I believe that the very purpose of our life is to seek happiness. That is clear. Whether one believes in religion or not, whether one believes in this religion or that religion, we all are seeking something better in life. So, I think, the very motion of our life is towards happiness… His Holiness the Dalai Lama
The Dalai Lama has his own web pages here at Emory University.
A few years ago he spoke at graduation.
Last October, he came for several days to accept a professorship.
The Drepung Loseling Monastery’s North American seat is an affiliate of Emory University and here in Atlanta.
So, I was not surprised when I received this email yesterday:
At 5 pm today through Friday on the Quad, Tibetan monks will be holding prayer vigils for peace and for their fellow monks in Tibet during this turbulent time.
This past week Tibetan monks and citizens protested the continuing oppressive rule China holds over Tibetan religious rights. The demonstrations quickly escalated as Chinese military police quelled the protesters. Violence ensued. Some reports claim 80 Tibetans died in the turmoil.
Each vigil will last about 20 minutes. All are invited to attend, observe, and respectfully offer support. Thank you!
No, I was not surprised. I turned and looked out my window at the steady rain, the cold gray day, and was sad.
I pictured the monks in their bright ochre robes, standing with bowed heads, and a wet dispirited turn-out of a few students.

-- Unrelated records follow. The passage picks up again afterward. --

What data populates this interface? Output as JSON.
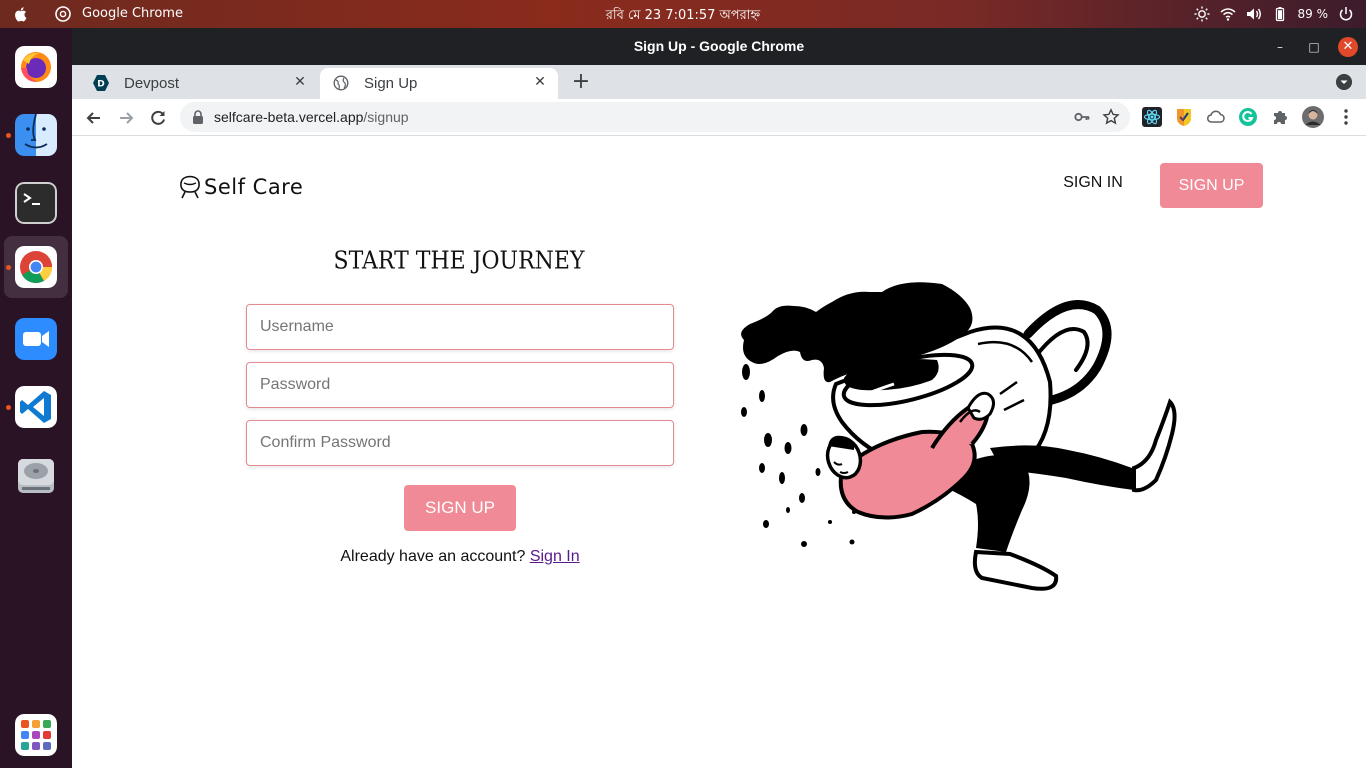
{
  "system": {
    "app_name": "Google Chrome",
    "clock": "রবি মে 23   7:01:57 অপরাহ্ন",
    "battery": "89 %"
  },
  "dock": {
    "items": [
      "firefox",
      "finder",
      "terminal",
      "chrome",
      "zoom",
      "vscode",
      "disk",
      "app-grid"
    ]
  },
  "window": {
    "title": "Sign Up - Google Chrome"
  },
  "tabs": [
    {
      "label": "Devpost"
    },
    {
      "label": "Sign Up"
    }
  ],
  "address_bar": {
    "host": "selfcare-beta.vercel.app",
    "path": "/signup"
  },
  "page": {
    "brand": "Self Care",
    "nav": {
      "sign_in": "SIGN IN",
      "sign_up": "SIGN UP"
    },
    "heading": "START THE JOURNEY",
    "form": {
      "username_placeholder": "Username",
      "password_placeholder": "Password",
      "confirm_placeholder": "Confirm Password",
      "submit": "SIGN UP",
      "already_text": "Already have an account?",
      "signin_link": "Sign In"
    }
  },
  "colors": {
    "accent": "#f08a96",
    "link": "#551a8b",
    "topbar": "#8a2b1c",
    "dock": "#2b1326"
  }
}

I forwarded the email to a friend with the comment that it made me sad.
Morning Edition, March 18, 2008:
The Dalai Lama made a startling threat Tuesday, saying he would step down as the leader of a Tibetan government in exile if protesters in Tibet continued their violent protests.
Later, one of his top aides clarified the Dalai Lama's comments…

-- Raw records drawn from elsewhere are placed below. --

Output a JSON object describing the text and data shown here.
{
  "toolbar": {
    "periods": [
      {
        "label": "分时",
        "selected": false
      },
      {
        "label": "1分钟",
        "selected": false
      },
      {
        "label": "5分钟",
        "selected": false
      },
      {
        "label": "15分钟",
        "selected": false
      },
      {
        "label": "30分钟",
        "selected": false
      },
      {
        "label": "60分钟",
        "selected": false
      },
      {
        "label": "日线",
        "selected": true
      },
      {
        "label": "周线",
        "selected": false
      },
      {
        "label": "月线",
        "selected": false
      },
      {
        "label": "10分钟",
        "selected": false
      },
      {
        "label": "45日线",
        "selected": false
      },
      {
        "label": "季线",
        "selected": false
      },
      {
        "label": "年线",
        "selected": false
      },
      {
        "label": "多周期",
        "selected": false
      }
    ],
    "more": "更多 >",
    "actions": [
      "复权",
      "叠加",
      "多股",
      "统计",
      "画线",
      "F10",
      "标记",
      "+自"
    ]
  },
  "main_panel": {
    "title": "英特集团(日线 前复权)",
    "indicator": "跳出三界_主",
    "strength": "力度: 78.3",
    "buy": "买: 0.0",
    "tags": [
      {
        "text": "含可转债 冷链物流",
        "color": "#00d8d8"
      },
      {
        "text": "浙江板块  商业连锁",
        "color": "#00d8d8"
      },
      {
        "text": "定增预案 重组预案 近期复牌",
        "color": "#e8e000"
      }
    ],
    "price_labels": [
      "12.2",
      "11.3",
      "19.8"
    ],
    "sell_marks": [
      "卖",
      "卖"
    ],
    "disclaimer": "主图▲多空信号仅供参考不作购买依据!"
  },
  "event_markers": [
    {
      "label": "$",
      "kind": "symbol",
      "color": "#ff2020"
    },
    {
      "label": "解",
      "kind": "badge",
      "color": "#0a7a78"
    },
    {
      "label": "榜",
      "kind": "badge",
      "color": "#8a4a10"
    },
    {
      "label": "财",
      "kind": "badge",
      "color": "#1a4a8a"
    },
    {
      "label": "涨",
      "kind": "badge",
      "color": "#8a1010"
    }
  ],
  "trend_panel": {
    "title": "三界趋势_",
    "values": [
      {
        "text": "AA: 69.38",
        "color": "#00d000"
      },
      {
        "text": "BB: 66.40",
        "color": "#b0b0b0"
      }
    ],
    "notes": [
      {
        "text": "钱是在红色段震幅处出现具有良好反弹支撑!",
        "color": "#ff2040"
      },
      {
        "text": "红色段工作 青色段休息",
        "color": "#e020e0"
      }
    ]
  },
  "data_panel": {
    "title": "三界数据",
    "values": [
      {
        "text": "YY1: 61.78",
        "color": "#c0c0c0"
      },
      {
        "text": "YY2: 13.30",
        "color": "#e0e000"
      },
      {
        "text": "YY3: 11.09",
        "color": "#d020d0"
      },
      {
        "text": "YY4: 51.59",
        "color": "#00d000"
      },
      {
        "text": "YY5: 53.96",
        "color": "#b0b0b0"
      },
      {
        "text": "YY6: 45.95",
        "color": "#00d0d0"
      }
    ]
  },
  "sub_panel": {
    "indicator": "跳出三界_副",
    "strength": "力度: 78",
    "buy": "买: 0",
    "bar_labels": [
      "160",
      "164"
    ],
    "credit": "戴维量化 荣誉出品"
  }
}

Tenzin Taklha said, "He would resign as the political leader and head of state, but not as the Dalai Lama. He will always be the Dalai Lama."
I had heard this sound bite as I did my morning asanas.

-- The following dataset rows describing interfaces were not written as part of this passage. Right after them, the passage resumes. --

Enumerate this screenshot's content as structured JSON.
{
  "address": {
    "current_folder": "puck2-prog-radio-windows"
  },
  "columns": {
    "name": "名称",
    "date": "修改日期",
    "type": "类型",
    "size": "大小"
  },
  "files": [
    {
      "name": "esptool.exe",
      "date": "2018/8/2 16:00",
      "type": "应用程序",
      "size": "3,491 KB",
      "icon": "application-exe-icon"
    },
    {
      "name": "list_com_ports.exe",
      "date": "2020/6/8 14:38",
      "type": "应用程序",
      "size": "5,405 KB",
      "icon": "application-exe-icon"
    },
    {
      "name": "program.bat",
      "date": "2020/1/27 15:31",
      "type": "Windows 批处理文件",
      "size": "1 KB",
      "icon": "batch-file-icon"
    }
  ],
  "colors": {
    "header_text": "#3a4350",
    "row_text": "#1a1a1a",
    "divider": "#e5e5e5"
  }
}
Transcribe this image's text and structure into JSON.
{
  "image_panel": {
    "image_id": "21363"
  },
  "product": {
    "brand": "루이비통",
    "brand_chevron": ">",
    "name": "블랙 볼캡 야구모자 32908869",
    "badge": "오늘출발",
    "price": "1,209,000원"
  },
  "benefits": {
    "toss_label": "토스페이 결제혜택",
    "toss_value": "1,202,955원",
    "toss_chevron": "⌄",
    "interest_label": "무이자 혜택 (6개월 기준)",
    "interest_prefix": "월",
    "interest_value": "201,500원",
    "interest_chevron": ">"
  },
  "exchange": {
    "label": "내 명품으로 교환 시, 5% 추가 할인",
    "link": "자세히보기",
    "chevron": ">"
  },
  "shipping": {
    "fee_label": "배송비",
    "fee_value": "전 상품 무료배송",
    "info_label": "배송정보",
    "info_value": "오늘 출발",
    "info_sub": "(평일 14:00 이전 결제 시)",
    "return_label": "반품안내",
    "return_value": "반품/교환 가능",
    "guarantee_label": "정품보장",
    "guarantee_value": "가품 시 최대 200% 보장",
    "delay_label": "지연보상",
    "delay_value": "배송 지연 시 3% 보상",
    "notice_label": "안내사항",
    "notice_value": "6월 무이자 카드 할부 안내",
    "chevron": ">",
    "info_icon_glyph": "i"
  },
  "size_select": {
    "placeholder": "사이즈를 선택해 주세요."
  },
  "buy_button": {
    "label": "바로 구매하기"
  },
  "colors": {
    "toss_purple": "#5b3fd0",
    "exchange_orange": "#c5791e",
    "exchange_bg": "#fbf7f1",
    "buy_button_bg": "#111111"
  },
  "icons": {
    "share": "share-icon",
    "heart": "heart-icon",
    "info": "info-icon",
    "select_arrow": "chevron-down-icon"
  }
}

The Dalai Lama would step down? How could that be?
And then those words, almost sounding childlike in the trust they held, “He will always be the Dalai Lama.”
Of course! The Dalai Lama is too sweet to be other than who and what he is… at least to me.
Then this morning, as once again I did my asanas, came the next sound bite:
Morning Edition, March 20, 2008:
Chinese officials are ignoring calls for a dialog with protesters in Tibet.
Instead, they have labeled the Dalai Lama a "wolf in monk's clothes" and a "monster with a human face and an animal's heart."
Monster, wolf, animal?
How long does it takes for non-violence to win out?
How can it ever be?
It seems almost a logical impossibility.
And yet, sometimes it does.
My friend emailed me back today.
She had heard from a friend she trusted.
He added this bit of news and a suggestion:
On a personal note, my daughter Julie is married to a Tibetan refugee and is now living in Dharmsala, India, residence of the Dalai Lama.
In a call two days ago, she told me that they are getting what seems to be reliable information through family networks about Chinese atrocities that are far worse than what is being reported in the media.
I encourage you to sign this petition and share it with others.
There was this logic offered:
China does care about its international reputation.
Its economy is totally dependent on "Made in China" exports …
it is keen to make the Olympics in Beijing this summer a celebration of a new China…
So, I signed.
And I am sharing the petition.
They hope to raise a million voices in unison for peace.